For most of her 67 years, Mary Lomastro could not fully understand the Roman Catholic Mass that she attended each Sunday.
Ms. Lomastro, of Coventry, R.I., is deaf. She attended weekly services at her home parish, but could not follow the Mass beyond what was printed in the missalette.
That all changed last summer, when the Diocese of Providence became one of the few in the country to have a deaf priest celebrate a Mass in American Sign Language, with a verbal interpreter.
The priest, the Rev. Joseph Bruce, says Mass at St. Ann’s Church in Providence and at other parishes throughout Rhode Island, where 60 percent of residents are Catholic, the highest percentage of any state.
"Attending Mass with a deaf priest who uses sign language is more inspiring than an interpreted Mass," Ms. Lomastro, who now volunteers as a lector at the deaf Mass, wrote in an e-mail message. "When Father Bruce signs, it is coming from his inner self."
Father Bruce is one of seven deaf priests ministering in the United States, said the Rev. Thomas Coughlin, head of the Dominican Missionaries for the Deaf Apostolate in Hayward, Calif. Four deaf seminarians are studying to be priests, the most ever at one time, according to the National Catholic Office for the Deaf.
I have been to some Masses in my diocese where they had a interpreter doing sign, though not one with the priest doing ASL. This article did make me wonder about the use of ASL in the Mass by the priest and I found a helpful article by Jimmy Akin for This Rock Magazine on the subject.
Q: Is it permissible to translate spontaneously into sign language what is being said at Masses for the deaf?
A: Yes. In 1965 the Concilium issued a reply which stated that it had considered whether it was fitting "1. That the readings should be communicated to the [deaf] people by means of signs; 2. that the deaf people should reply, in those parts pertaining to the congregation, by means of signs. It was [also] asked . . . (a) whether texts proffered by the celebrant could be at the same time spoken and signified with his hands; (b) whether in those texts that were said together by the celebrant and by the people, the people could follow the sign language of the celebrant, they themselves also using the sign language."
"With great willingness and kindness, the Holy Father has given his full approval to these suggestions and has said moreover that sign language could be used with and by deaf people throughout the liturgy, whenever it was judged to be pastorally desirable" (Documents on the Liturgy [DOL] 2119).
In 1966, the Holy See gave another reply: "Query: May sign language be used in the celebration of the liturgy for the deaf? Reply: Yes. For it is the only way for the deaf actually to take an active part in the liturgy" (DOL 296 note R1, Query 2).
Canonist Dr. Ed Peters on the subject notes that this permission was given just two days after the close of the council and offers some additional information on the subject in a reply to an article in Adoramus Bulletin.
Jimmy also answers the point I thought about while reading the NYT article in regards to the words of consecration.
One point that should be noted: Though permission has been given for the use of sign languages as liturgical languages, the Church has not established that sign language constitutes a valid method of administering the sacraments. Thus in its replies on using sign language, the Holy See has stated that the priest is to say the parts of the Mass particular to him (such as the words of consecration) both out loud and in sign.

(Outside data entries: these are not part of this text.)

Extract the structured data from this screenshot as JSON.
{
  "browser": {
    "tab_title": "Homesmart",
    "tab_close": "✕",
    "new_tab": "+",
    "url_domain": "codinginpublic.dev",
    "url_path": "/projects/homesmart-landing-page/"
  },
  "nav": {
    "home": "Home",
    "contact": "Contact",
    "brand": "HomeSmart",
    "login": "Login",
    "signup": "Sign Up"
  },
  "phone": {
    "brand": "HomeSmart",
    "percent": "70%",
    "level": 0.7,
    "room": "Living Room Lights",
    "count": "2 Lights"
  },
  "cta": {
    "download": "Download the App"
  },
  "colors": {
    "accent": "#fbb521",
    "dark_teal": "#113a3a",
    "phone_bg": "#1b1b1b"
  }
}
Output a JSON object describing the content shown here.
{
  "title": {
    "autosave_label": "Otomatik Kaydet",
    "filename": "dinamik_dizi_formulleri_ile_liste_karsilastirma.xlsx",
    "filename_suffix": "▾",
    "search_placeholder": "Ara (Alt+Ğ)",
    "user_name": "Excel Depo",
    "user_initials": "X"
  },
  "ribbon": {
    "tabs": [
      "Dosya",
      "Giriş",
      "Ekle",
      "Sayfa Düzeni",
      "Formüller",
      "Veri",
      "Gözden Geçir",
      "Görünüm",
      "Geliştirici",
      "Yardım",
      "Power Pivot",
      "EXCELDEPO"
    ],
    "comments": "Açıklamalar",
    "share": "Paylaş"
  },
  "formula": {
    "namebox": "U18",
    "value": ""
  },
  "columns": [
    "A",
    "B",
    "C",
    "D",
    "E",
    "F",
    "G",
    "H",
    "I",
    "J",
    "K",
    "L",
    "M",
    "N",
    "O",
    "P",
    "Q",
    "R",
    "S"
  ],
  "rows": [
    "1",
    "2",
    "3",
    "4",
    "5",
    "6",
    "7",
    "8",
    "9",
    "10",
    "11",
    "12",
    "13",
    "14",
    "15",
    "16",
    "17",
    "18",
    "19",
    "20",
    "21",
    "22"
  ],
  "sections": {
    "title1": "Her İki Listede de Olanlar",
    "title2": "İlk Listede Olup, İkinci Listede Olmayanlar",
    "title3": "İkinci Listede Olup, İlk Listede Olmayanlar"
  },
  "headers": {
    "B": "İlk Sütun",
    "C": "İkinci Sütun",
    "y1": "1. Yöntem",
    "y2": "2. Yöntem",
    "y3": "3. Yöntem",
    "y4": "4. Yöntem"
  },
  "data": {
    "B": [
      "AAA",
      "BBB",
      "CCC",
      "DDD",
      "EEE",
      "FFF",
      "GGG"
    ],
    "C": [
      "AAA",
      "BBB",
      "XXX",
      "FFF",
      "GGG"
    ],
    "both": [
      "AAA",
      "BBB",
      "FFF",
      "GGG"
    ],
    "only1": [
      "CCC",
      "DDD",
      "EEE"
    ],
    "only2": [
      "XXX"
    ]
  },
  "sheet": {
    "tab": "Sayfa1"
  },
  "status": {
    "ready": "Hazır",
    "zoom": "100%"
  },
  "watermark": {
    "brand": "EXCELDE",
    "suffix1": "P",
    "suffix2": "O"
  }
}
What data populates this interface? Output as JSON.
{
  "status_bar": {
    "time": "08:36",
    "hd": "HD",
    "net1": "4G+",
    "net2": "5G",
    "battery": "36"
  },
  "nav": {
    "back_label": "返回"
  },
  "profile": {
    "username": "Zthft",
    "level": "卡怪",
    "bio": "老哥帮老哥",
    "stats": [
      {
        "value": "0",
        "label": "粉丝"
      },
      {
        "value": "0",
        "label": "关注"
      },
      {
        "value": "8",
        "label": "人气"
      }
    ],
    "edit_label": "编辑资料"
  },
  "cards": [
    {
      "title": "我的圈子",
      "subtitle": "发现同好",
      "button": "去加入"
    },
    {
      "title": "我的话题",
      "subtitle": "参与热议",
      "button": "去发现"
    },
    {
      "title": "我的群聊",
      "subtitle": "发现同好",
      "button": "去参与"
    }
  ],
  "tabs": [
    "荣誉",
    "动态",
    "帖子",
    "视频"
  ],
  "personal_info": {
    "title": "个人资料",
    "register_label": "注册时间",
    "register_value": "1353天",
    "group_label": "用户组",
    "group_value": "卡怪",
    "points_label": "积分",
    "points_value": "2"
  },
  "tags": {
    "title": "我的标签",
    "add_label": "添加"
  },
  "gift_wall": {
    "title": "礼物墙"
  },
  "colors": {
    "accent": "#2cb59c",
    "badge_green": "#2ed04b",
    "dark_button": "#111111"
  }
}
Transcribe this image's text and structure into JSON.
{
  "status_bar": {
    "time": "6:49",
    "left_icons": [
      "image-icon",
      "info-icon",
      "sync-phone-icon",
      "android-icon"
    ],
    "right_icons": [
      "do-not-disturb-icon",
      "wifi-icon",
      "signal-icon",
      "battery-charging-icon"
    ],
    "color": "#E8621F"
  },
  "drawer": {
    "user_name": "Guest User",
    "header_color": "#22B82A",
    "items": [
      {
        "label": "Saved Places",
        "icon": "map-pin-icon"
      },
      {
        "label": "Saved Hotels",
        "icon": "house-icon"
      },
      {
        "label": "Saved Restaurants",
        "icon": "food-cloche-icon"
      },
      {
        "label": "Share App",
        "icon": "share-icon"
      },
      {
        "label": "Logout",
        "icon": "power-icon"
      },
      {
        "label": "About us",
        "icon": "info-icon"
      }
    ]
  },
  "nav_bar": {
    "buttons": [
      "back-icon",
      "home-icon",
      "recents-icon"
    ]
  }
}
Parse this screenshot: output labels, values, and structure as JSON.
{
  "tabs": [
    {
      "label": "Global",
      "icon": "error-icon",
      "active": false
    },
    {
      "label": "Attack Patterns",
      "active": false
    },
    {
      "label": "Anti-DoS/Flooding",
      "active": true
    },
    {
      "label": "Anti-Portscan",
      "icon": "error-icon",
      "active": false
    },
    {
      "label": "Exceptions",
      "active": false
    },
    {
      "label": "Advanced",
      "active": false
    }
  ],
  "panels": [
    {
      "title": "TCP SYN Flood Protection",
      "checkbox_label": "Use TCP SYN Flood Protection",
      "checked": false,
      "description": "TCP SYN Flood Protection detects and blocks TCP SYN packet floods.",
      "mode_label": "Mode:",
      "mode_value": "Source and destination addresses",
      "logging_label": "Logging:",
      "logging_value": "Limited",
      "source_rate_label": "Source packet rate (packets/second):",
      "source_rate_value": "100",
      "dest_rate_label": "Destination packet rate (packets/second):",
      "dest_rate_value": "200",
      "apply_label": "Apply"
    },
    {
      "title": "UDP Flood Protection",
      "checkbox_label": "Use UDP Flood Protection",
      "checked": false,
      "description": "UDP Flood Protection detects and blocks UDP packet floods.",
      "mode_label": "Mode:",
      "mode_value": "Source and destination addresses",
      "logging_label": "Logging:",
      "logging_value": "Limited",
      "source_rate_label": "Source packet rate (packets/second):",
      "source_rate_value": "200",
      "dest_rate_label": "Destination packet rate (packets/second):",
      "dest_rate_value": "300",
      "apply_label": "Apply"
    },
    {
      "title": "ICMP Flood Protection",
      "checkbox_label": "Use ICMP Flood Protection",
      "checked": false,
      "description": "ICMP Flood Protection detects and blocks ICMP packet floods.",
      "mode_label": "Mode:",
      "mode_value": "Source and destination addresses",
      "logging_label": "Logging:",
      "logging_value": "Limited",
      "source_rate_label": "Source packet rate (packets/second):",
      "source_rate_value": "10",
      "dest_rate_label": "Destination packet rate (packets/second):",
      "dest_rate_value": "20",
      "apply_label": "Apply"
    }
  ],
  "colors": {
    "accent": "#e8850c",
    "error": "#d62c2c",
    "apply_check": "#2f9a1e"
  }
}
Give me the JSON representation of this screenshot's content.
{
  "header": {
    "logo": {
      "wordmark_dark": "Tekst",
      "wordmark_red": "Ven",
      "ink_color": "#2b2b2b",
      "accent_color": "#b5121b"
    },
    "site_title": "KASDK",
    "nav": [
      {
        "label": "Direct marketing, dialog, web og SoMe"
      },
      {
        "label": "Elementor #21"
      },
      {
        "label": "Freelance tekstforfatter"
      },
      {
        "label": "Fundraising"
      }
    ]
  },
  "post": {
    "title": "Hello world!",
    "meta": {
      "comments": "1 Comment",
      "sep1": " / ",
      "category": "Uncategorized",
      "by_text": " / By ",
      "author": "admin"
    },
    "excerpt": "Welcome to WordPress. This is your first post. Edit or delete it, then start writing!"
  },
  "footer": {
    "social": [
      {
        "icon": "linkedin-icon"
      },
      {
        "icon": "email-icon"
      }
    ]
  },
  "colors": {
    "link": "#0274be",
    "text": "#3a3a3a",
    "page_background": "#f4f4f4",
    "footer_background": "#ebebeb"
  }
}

There is also a Dominican Missionaries for the Deaf Apostolate that preaches in sign language. Of course the old joke goes is that they must be very popular for confession. On this point though the late (and great) Fr. Hardon answers a question on how does someone who is mute or deaf go to confession?
A mute or deaf person can go to confession in various ways. If he knows sign language, he can choose a confessor among priests who understand sign language. Or again a mute or deaf person can write out his sins, and either personally or through someone else ask the priest to read his written sins. Then the priest, in writing, may give the penitent such spiritual assistance and assign the penance in accordance with the sins confessed. Or still again, penitents can ask someone whom they totally trust, and to whom they have confided their sins, to go to confession for them. Of course the priest must be first both informed and willing to cooperate. If the priest cooperates, the assistant to the penitent may confess for the penitent; but of course this assistant is absolutely bound by the seal of confession. Finally, if the above options are simply not available, the person may receive absolution from a priest, provided two conditions are fulfilled: the penitent must really want to confess his sins, and secondly he will take the next opportunity to confess his sins by way of sign language, writing or through an assistant.
I never realized that there could be a sacrament by proxy where someone could go to confession for somebody in these unique circumstances with permission of the priest. Though of course the precedence is Jesus dying for our sins.